What to Do After a Rear-End Collision Caused by a Truck Driver
Making your case and receiving compensation for your injury, even when it seems obvious that the truck driver was at fault, depends on gathering and properly utilizing evidence. You specifically need to acquire:
- Photos from the scene of both vehicles and the road conditions.
- Contact information from bystanders who saw the collision and can describe what occurred.
- Evidence from the trucking company itself, such as the truck’s black box as well as employment records and driver logs. Typically, your attorney will handle gathering this type of evidence.
- Police reports after law enforcement come to the scene to try to determine fault.
- Medical documentation of your injury.
That last point is particularly important when a truck strikes the back of your car because whiplash is common after a rear-end accident. Other serious injuries with life-long repercussions are possible in rear-end crashes, especially when dealing with large tractor-trailers or cargo trucks.
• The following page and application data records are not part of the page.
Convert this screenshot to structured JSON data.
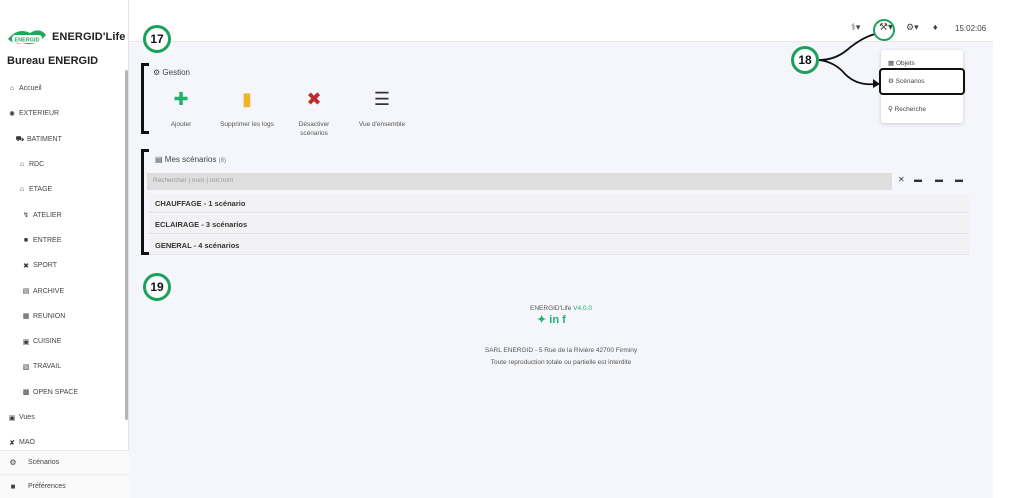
{
  "app": {
    "logo_badge": "ENERGID",
    "logo_text": "ENERGID'Life",
    "site_title": "Bureau ENERGID"
  },
  "sidebar": {
    "items": [
      {
        "label": "Accueil",
        "icon": "home-icon"
      },
      {
        "label": "EXTERIEUR",
        "icon": "sun-icon"
      },
      {
        "label": "BATIMENT",
        "icon": "truck-icon"
      },
      {
        "label": "RDC",
        "icon": "home-icon"
      },
      {
        "label": "ETAGE",
        "icon": "home-icon"
      },
      {
        "label": "ATELIER",
        "icon": "bolt-icon"
      },
      {
        "label": "ENTREE",
        "icon": "person-icon"
      },
      {
        "label": "SPORT",
        "icon": "sport-icon"
      },
      {
        "label": "ARCHIVE",
        "icon": "books-icon"
      },
      {
        "label": "REUNION",
        "icon": "meeting-icon"
      },
      {
        "label": "CUISINE",
        "icon": "kitchen-icon"
      },
      {
        "label": "TRAVAIL",
        "icon": "calendar-icon"
      },
      {
        "label": "OPEN SPACE",
        "icon": "group-icon"
      },
      {
        "label": "Vues",
        "icon": "image-icon"
      },
      {
        "label": "MAO",
        "icon": "tools-icon"
      }
    ],
    "bottom": [
      {
        "label": "Scénarios",
        "icon": "gear-icon"
      },
      {
        "label": "Préférences",
        "icon": "briefcase-icon"
      }
    ]
  },
  "topbar": {
    "time": "15:02:06",
    "icons": [
      "health-icon",
      "wrench-icon",
      "gear-icon",
      "bell-icon"
    ]
  },
  "dropdown": {
    "items": [
      "Objets",
      "Scénarios",
      "Recherche"
    ]
  },
  "gestion": {
    "title": "Gestion",
    "actions": [
      {
        "label": "Ajouter",
        "icon": "plus-circle-icon",
        "color": "#20b26b"
      },
      {
        "label": "Supprimer les logs",
        "icon": "trash-icon",
        "color": "#f0b429"
      },
      {
        "label": "Désactiver scénarios",
        "icon": "times-icon",
        "color": "#c0282d"
      },
      {
        "label": "Vue d'ensemble",
        "icon": "list-icon",
        "color": "#333333"
      }
    ]
  },
  "scenarios": {
    "title": "Mes scénarios",
    "count": "(8)",
    "search_placeholder": "Rechercher | nom | not:nom",
    "groups": [
      {
        "label": "CHAUFFAGE - 1 scénario"
      },
      {
        "label": "ECLAIRAGE - 3 scénarios"
      },
      {
        "label": "GENERAL - 4 scénarios"
      }
    ]
  },
  "footer": {
    "brand": "ENERGID'Life",
    "version": "V4.0.0",
    "address": "SARL ENERGID - 5 Rue de la Rivière 42700 Firminy",
    "rights": "Toute reproduction totale ou partielle est interdite"
  },
  "callouts": [
    "17",
    "18",
    "19"
  ],
  "colors": {
    "accent": "#20b26b",
    "callout_ring": "#1aa15a"
  }
}
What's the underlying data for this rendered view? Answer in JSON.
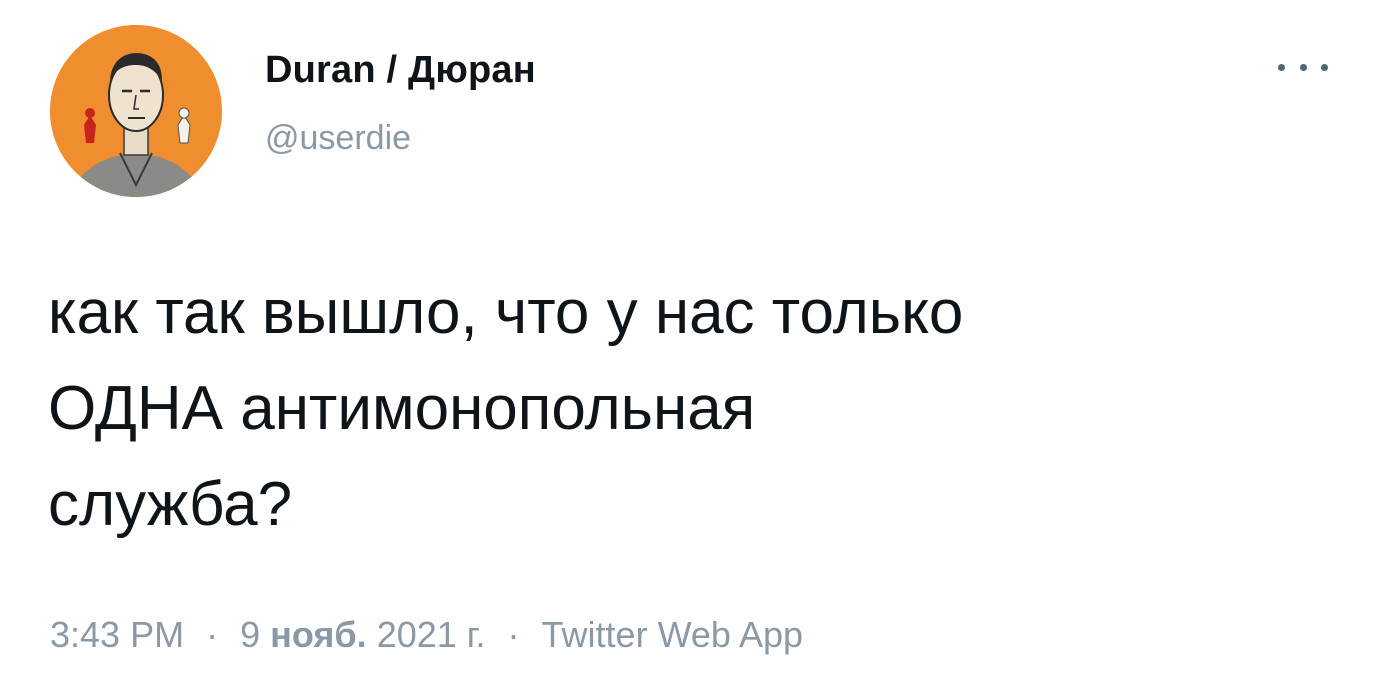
{
  "tweet": {
    "author": {
      "display_name": "Duran / Дюран",
      "handle": "@userdie",
      "avatar_icon": "caricature-avatar-icon",
      "avatar_bg": "#ef8d2f"
    },
    "more_menu_icon": "more-dots-icon",
    "text": "как так вышло, что у нас только\nОДНА антимонопольная\nслужба?",
    "meta": {
      "time": "3:43 PM",
      "separator": "·",
      "date_day": "9",
      "date_month": "нояб.",
      "date_year": "2021 г.",
      "source": "Twitter Web App"
    }
  },
  "colors": {
    "text_primary": "#0f1419",
    "text_secondary": "#8b98a5",
    "background": "#ffffff"
  }
}
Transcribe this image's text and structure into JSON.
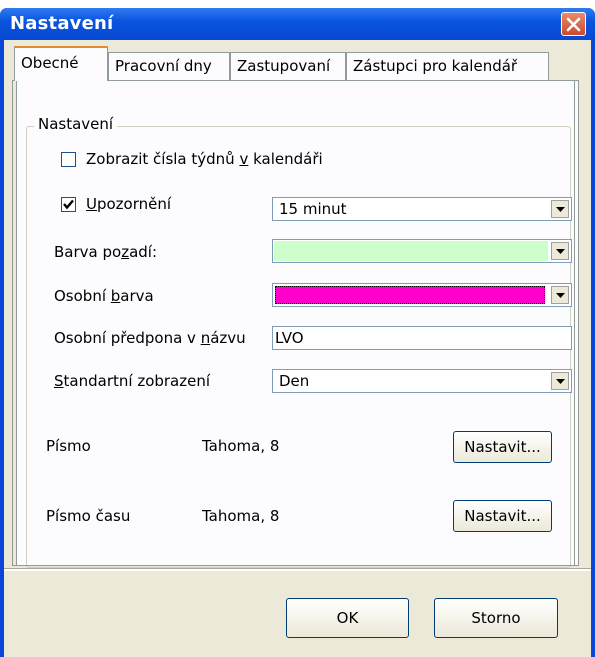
{
  "window": {
    "title": "Nastavení"
  },
  "tabs": [
    {
      "label": "Obecné",
      "active": true
    },
    {
      "label": "Pracovní dny",
      "active": false
    },
    {
      "label": "Zastupovaní",
      "active": false
    },
    {
      "label": "Zástupci pro kalendář",
      "active": false
    }
  ],
  "group": {
    "label": "Nastavení"
  },
  "options": {
    "week_numbers": {
      "label_pre": "Zobrazit čísla týdnů ",
      "label_key": "v",
      "label_post": " kalendáři",
      "checked": false
    },
    "reminder": {
      "label_key": "U",
      "label_post": "pozornění",
      "checked": true,
      "value": "15 minut"
    },
    "background_color": {
      "label_pre": "Barva po",
      "label_key": "z",
      "label_post": "adí:",
      "color": "#ccffcc"
    },
    "personal_color": {
      "label_pre": "Osobní ",
      "label_key": "b",
      "label_post": "arva",
      "color": "#ff00cc"
    },
    "prefix": {
      "label_pre": "Osobní předpona v ",
      "label_key": "n",
      "label_post": "ázvu",
      "value": "LVO"
    },
    "default_view": {
      "label_key": "S",
      "label_post": "tandartní zobrazení",
      "value": "Den"
    }
  },
  "fonts": [
    {
      "label": "Písmo",
      "value": "Tahoma, 8",
      "button": "Nastavit..."
    },
    {
      "label": "Písmo času",
      "value": "Tahoma, 8",
      "button": "Nastavit..."
    }
  ],
  "footer": {
    "ok": "OK",
    "cancel": "Storno"
  },
  "colors": {
    "titlebar": "#0a55e0",
    "close": "#c94a2b",
    "dialog_bg": "#ece9d8",
    "active_tab_accent": "#e68b2c"
  }
}
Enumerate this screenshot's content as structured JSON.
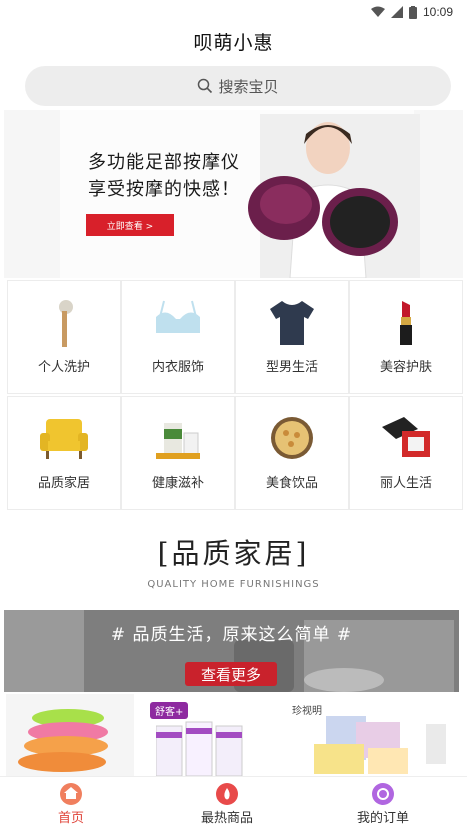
{
  "status_bar": {
    "time": "10:09",
    "icons": [
      "wifi-icon",
      "signal-icon",
      "battery-icon"
    ]
  },
  "header": {
    "title": "呗萌小惠"
  },
  "search": {
    "placeholder": "搜索宝贝",
    "icon": "search-icon"
  },
  "banner": {
    "line1": "多功能足部按摩仪",
    "line2": "享受按摩的快感！",
    "button": "立即查看 >"
  },
  "categories": [
    {
      "label": "个人洗护",
      "icon": "brush-icon"
    },
    {
      "label": "内衣服饰",
      "icon": "bra-icon"
    },
    {
      "label": "型男生活",
      "icon": "tshirt-icon"
    },
    {
      "label": "美容护肤",
      "icon": "lipstick-icon"
    },
    {
      "label": "品质家居",
      "icon": "sofa-icon"
    },
    {
      "label": "健康滋补",
      "icon": "supplement-icon"
    },
    {
      "label": "美食饮品",
      "icon": "cookie-box-icon"
    },
    {
      "label": "丽人生活",
      "icon": "gift-box-icon"
    }
  ],
  "section": {
    "title": "[品质家居]",
    "subtitle": "QUALITY HOME FURNISHINGS"
  },
  "promo": {
    "text": "# 品质生活，原来这么简单 #",
    "button": "查看更多"
  },
  "products": [
    {
      "icon": "slippers-icon"
    },
    {
      "icon": "shukeplus-toothpaste-icon",
      "brand": "舒客+"
    },
    {
      "icon": "zhenmeiming-products-icon",
      "brand": "珍视明"
    }
  ],
  "tabs": [
    {
      "label": "首页",
      "icon": "home-icon",
      "active": true
    },
    {
      "label": "最热商品",
      "icon": "fire-icon",
      "active": false
    },
    {
      "label": "我的订单",
      "icon": "order-icon",
      "active": false
    }
  ],
  "colors": {
    "accent_red": "#d8202a",
    "tab_home": "#f07f5e",
    "tab_hot": "#e84a4a",
    "tab_order": "#b066e0"
  }
}
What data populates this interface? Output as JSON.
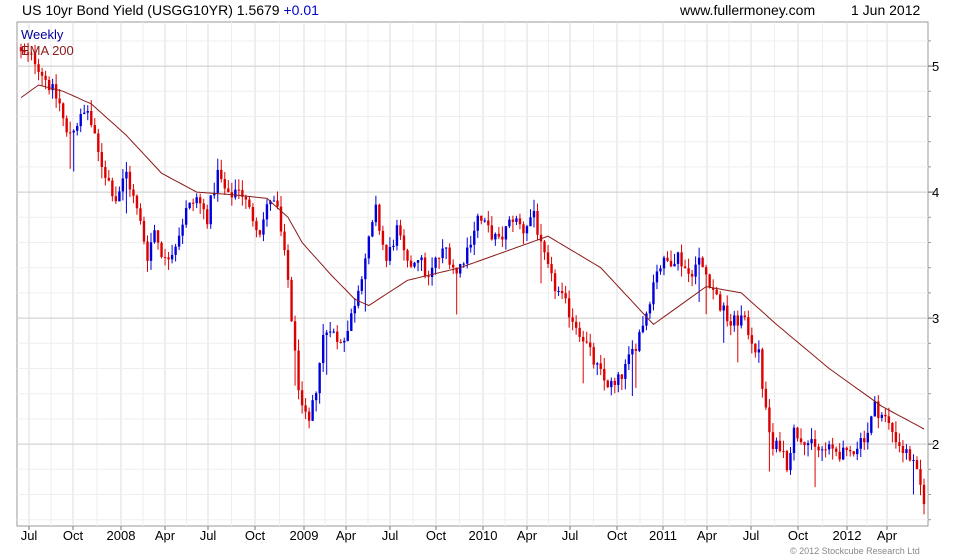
{
  "header": {
    "title": "US 10yr Bond Yield (USGG10YR)",
    "last": "1.5679",
    "change": "+0.01",
    "site": "www.fullermoney.com",
    "date": "1 Jun 2012"
  },
  "copyright": "© 2012 Stockcube Research Ltd",
  "colors": {
    "up": "#0000dd",
    "down": "#dd0000",
    "ema": "#8b1a1a",
    "grid": "#dddddd",
    "border": "#999999",
    "legend_weekly": "#000099",
    "legend_ema": "#8b1a1a"
  },
  "chart_data": {
    "type": "candlestick",
    "legend": [
      {
        "label": "Weekly",
        "color": "#000099"
      },
      {
        "label": "EMA 200",
        "color": "#8b1a1a"
      }
    ],
    "x_ticks": [
      "Jul",
      "Oct",
      "2008",
      "Apr",
      "Jul",
      "Oct",
      "2009",
      "Apr",
      "Jul",
      "Oct",
      "2010",
      "Apr",
      "Jul",
      "Oct",
      "2011",
      "Apr",
      "Jul",
      "Oct",
      "2012",
      "Apr"
    ],
    "y_ticks": [
      2,
      3,
      4,
      5
    ],
    "ylim": [
      1.35,
      5.35
    ],
    "weeks": 258,
    "close_anchors": [
      [
        0,
        5.1
      ],
      [
        4,
        5.05
      ],
      [
        7,
        4.9
      ],
      [
        11,
        4.7
      ],
      [
        13,
        4.45
      ],
      [
        16,
        4.55
      ],
      [
        19,
        4.65
      ],
      [
        22,
        4.3
      ],
      [
        24,
        4.15
      ],
      [
        27,
        3.95
      ],
      [
        30,
        4.15
      ],
      [
        34,
        3.75
      ],
      [
        36,
        3.5
      ],
      [
        38,
        3.7
      ],
      [
        41,
        3.45
      ],
      [
        44,
        3.6
      ],
      [
        47,
        3.85
      ],
      [
        50,
        3.95
      ],
      [
        53,
        3.8
      ],
      [
        56,
        4.15
      ],
      [
        59,
        3.95
      ],
      [
        62,
        4.05
      ],
      [
        65,
        3.85
      ],
      [
        68,
        3.7
      ],
      [
        71,
        3.95
      ],
      [
        73,
        3.85
      ],
      [
        76,
        3.3
      ],
      [
        78,
        2.7
      ],
      [
        80,
        2.25
      ],
      [
        82,
        2.15
      ],
      [
        84,
        2.45
      ],
      [
        86,
        2.85
      ],
      [
        88,
        2.95
      ],
      [
        90,
        2.8
      ],
      [
        93,
        2.9
      ],
      [
        96,
        3.25
      ],
      [
        99,
        3.6
      ],
      [
        101,
        3.85
      ],
      [
        104,
        3.45
      ],
      [
        107,
        3.7
      ],
      [
        110,
        3.4
      ],
      [
        113,
        3.5
      ],
      [
        116,
        3.3
      ],
      [
        118,
        3.45
      ],
      [
        121,
        3.55
      ],
      [
        124,
        3.35
      ],
      [
        127,
        3.55
      ],
      [
        130,
        3.8
      ],
      [
        133,
        3.7
      ],
      [
        136,
        3.6
      ],
      [
        140,
        3.8
      ],
      [
        143,
        3.7
      ],
      [
        146,
        3.85
      ],
      [
        148,
        3.55
      ],
      [
        151,
        3.3
      ],
      [
        154,
        3.15
      ],
      [
        157,
        3.0
      ],
      [
        160,
        2.85
      ],
      [
        163,
        2.65
      ],
      [
        166,
        2.5
      ],
      [
        169,
        2.45
      ],
      [
        172,
        2.6
      ],
      [
        175,
        2.8
      ],
      [
        178,
        3.05
      ],
      [
        181,
        3.4
      ],
      [
        184,
        3.45
      ],
      [
        187,
        3.5
      ],
      [
        190,
        3.35
      ],
      [
        193,
        3.45
      ],
      [
        196,
        3.3
      ],
      [
        199,
        3.1
      ],
      [
        202,
        2.95
      ],
      [
        205,
        3.0
      ],
      [
        207,
        2.9
      ],
      [
        210,
        2.7
      ],
      [
        212,
        2.25
      ],
      [
        214,
        1.95
      ],
      [
        216,
        2.0
      ],
      [
        218,
        1.85
      ],
      [
        220,
        2.1
      ],
      [
        223,
        2.05
      ],
      [
        226,
        1.95
      ],
      [
        229,
        1.95
      ],
      [
        232,
        1.95
      ],
      [
        235,
        1.9
      ],
      [
        238,
        2.0
      ],
      [
        241,
        2.1
      ],
      [
        243,
        2.3
      ],
      [
        246,
        2.2
      ],
      [
        249,
        2.05
      ],
      [
        251,
        1.95
      ],
      [
        253,
        1.9
      ],
      [
        255,
        1.75
      ],
      [
        257,
        1.57
      ]
    ],
    "ema_anchors": [
      [
        0,
        4.75
      ],
      [
        5,
        4.85
      ],
      [
        12,
        4.8
      ],
      [
        20,
        4.7
      ],
      [
        30,
        4.45
      ],
      [
        40,
        4.15
      ],
      [
        50,
        4.0
      ],
      [
        60,
        3.98
      ],
      [
        70,
        3.95
      ],
      [
        76,
        3.8
      ],
      [
        80,
        3.6
      ],
      [
        88,
        3.35
      ],
      [
        95,
        3.15
      ],
      [
        99,
        3.1
      ],
      [
        110,
        3.3
      ],
      [
        125,
        3.4
      ],
      [
        135,
        3.5
      ],
      [
        145,
        3.6
      ],
      [
        150,
        3.65
      ],
      [
        165,
        3.4
      ],
      [
        175,
        3.1
      ],
      [
        180,
        2.95
      ],
      [
        195,
        3.25
      ],
      [
        205,
        3.2
      ],
      [
        215,
        2.95
      ],
      [
        230,
        2.6
      ],
      [
        245,
        2.3
      ],
      [
        257,
        2.12
      ]
    ]
  }
}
Symptoms of brain and spinal cord injuries frequently don’t appear immediately after the crash and can be missed if you don’t get checked out by a medical professional quickly. Documenting those injuries is critical to negotiating a full and fair settlement with the truck driver’s insurance or in pursuing compensation through a lawsuit.